Did you know that more than 40% of marriages end in divorce?
If you’re worried that you could be heading towards the end of your relationship, now is a good time to consider couples therapy.
Going to therapy for relationships helps you to explore your current dynamic, modify destructive behavior patterns, and communicate honestly with your partner.
Couples therapy won’t always save a relationship, but it’s definitely worth a try. Even if you still decide to separate, you’ll both have learned valuable lessons about yourself.
Want to increase your chances of staying together?
Keep reading for details on seven ways to succeed in relationship therapy.
1. Go to Therapy With a Positive Attitude
Do you feel like going to couples therapy is weird, strange, or wrong?
There’s absolutely no need to feel that way. Many couples struggle with everything from splitting chores to discussing copulation, and these problems are nothing to feel ashamed of.
Going to therapy with an open, positive attitude makes you much more likely to succeed.
After all, nobody wants to go to therapy with a partner who’s sulking, showing up late, or saying things like, ‘This is stupid.’
If you care about saving your relationship, you should be going to therapy with a smile on your face and a willingness to do the work.
2. Choose a Well-Trained Therapist
Not all relationship therapists are created equal and you might have to visit a few before you find ‘the one’.
Your therapist should be well-trained and certified. A legitimate therapist will be happy to give you details on their education and experience, and will also be able to provide references.
If there’s a specific area of your relationship that’s causing most of your problems, trying to find a therapist who specializes. There are therapists who specialize in copulation, trauma, trust issues, same-copulation relationships, bereavement, and more.
Don’t just choose the first therapist that pops up on Google — take some time to compare your options and find somebody you click with.
3. Be Honest About How You’re Feeling
There’s no point in going to therapy if you’re not planning to be honest about how you feel.
Opening up about your emotions can be difficult, but it’s what therapy is all about. You’ll be in a safe space, away from day-to-day concerns, with an experienced mediator there to guide things.
Instead of letting your emotions build up and then explode during a petty argument, take the time to speak calmly about how you’re feeling.
Not only will this help you to address your current issues, it’s also a valuable skill that you’ll be able to rely on in the future.
4. Prepare to Change Your Views on Your Relationship
How do you currently view your own relationship?
Maybe you think something like, ‘I’m trying my best, but my partner never puts in any effort.’
At the end of therapy, you might be thinking something more like, ‘My partner and I are both trying hard to make things work, but our communication skills aren’t developed enough yet.’
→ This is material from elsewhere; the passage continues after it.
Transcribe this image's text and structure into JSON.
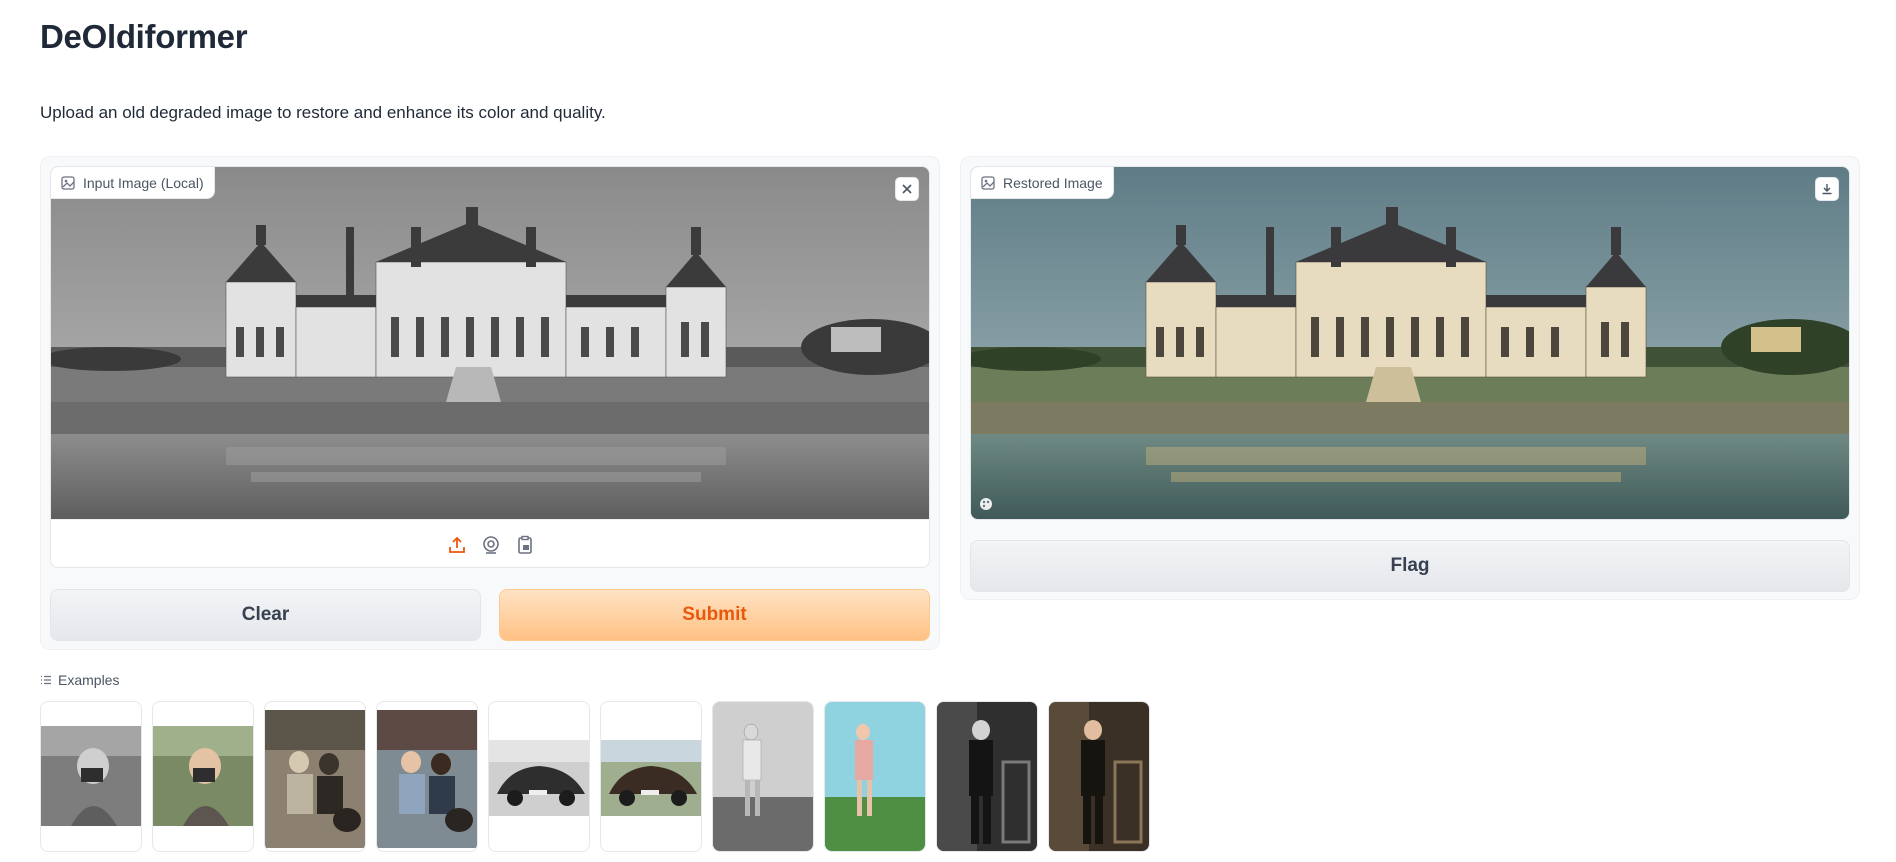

It’s natural to create mental stories about our relationships, but they’re not always 100% true. In therapy, you should be prepared for your current view of things to be challenged.
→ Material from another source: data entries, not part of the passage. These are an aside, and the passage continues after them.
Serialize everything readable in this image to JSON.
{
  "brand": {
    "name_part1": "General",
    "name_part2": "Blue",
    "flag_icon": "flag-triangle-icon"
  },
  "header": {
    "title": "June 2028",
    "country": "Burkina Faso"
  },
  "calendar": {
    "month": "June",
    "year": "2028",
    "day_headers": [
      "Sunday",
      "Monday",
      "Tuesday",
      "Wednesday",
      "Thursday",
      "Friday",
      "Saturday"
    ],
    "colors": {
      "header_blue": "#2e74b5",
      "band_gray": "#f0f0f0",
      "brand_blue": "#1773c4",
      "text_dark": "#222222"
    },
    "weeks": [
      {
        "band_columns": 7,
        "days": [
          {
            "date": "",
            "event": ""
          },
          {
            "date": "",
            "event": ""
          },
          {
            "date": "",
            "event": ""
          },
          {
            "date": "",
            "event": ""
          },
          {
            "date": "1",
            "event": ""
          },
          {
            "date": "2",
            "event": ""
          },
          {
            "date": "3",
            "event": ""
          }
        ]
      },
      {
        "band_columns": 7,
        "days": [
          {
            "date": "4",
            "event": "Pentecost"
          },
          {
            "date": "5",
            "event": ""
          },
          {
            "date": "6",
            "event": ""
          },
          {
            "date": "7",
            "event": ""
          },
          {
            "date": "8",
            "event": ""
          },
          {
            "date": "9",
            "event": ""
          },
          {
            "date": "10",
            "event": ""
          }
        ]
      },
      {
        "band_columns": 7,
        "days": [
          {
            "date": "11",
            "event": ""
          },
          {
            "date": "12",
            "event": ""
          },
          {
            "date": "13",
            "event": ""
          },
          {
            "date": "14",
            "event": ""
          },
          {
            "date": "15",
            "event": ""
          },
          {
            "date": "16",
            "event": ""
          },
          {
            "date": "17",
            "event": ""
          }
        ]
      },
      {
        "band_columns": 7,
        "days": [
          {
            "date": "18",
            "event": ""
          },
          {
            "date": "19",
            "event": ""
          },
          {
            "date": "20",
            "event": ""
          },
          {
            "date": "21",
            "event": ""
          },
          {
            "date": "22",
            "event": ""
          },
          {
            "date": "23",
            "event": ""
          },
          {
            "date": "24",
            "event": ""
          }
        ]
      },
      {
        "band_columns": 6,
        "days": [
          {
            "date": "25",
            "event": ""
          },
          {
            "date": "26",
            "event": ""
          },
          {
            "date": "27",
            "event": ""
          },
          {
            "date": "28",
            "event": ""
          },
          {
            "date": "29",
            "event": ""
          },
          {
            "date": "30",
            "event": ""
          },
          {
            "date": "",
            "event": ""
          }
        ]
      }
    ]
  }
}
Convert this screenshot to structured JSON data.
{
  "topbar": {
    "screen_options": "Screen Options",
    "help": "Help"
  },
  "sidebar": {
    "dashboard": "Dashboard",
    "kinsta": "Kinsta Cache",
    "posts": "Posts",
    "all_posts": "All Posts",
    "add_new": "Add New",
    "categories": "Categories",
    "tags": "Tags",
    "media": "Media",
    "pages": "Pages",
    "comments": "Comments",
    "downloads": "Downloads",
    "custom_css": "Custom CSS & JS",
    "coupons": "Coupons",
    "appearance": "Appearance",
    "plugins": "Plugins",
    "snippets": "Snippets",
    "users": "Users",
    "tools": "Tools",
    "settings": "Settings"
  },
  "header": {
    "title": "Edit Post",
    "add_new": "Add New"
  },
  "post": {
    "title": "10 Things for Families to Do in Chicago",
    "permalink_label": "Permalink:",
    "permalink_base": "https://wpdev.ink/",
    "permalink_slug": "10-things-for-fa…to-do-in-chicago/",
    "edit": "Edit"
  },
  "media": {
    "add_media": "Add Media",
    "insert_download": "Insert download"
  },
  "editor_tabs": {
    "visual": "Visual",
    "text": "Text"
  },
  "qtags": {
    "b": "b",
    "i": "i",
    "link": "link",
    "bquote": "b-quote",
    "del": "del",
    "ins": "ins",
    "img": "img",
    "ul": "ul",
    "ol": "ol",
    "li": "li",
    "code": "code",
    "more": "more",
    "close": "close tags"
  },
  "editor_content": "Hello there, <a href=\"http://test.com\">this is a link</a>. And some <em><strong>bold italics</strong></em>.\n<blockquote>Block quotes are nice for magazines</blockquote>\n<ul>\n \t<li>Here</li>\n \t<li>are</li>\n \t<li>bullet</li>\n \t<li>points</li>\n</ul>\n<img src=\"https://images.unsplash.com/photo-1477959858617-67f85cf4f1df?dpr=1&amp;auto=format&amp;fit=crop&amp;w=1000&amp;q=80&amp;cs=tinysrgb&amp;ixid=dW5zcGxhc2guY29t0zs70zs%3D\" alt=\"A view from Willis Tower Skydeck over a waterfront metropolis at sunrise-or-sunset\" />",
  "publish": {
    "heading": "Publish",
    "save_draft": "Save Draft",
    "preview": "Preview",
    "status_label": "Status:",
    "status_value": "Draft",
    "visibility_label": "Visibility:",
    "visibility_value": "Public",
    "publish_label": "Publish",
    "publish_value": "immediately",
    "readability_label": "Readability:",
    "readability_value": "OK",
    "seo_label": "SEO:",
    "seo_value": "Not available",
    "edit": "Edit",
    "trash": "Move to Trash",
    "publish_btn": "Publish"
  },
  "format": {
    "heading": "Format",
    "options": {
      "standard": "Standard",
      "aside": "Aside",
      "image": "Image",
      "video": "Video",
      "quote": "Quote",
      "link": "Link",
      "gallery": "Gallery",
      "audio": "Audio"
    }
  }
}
Try to keep an open mind and be willing to admit that things might not be as black and white as you think they are.
After a successful round of therapy, you should leave with a positive new perspective on your situation.
5. Be Ready to Change Your Own Behavior
Are you excited to go to therapy because you want your partner to change their ways?
This mindset is a recipe for disaster.
While couples therapy is about helping you both to change for the better, it’s important to remember that you can only control your own behavior. You can’t force your partner to change, but you can alter the way you react to them.
For example, you might not be able to change the fact that your partner never does the dishes. However, you can change how you raise the subject with them, how it makes you feel, and where you plan to set your own boundaries on the issue.
Therapy is about changing yourself to improve your relationship.
If you and your partner are both hoping for the other person to change instead of them, there’s no way you’ll succeed in therapy.
6. Don’t Just Focus on the Negatives
Therapy isn’t just about sitting down and listing all the things you hate about your relationship — as cathartic as that may sound.
While it’s important to speak honestly about the problems, you should also be ready to talk about what’s good. Even something small like, ‘I like when my husband cooks dinner for me,’ could be a great foundation to build upon.
You should also look for your own strengths in the relationship.
Maybe you’re good at going for a walk to cool down instead of starting a fight? Or perhaps you’re particularly attentive to your partner’s emotions?
Therapy is about uncovering what’s good about your relationship and learning to build on it.
7. Keep Communicating Openly Outside of Therapy
You can’t expect to chat about your feelings once a week in therapy, then go home and continue in your usual way.
Instead, you should take the communication skills you’ve learned during your sessions and start applying them to your everyday life.
You could even set aside some specific time each evening to talk about how you’re feeling, where the relationship is, and what you can do to make things better.
You won’t be in therapy forever, so you need to learn how to go it alone.
How Can Therapy for Relationships Benefit You?
Going to therapy for relationships is helpful in all kinds of situations. Whether you’re having raging arguments every single day or just feel like the ‘spark’ has gone, therapy can help you figure out what’s really going on.
Relationship therapy teaches you valuable communication skills and coping methods that will benefit all the relationships in your life.
Want more advice on building good relationships? Check out our dating section today.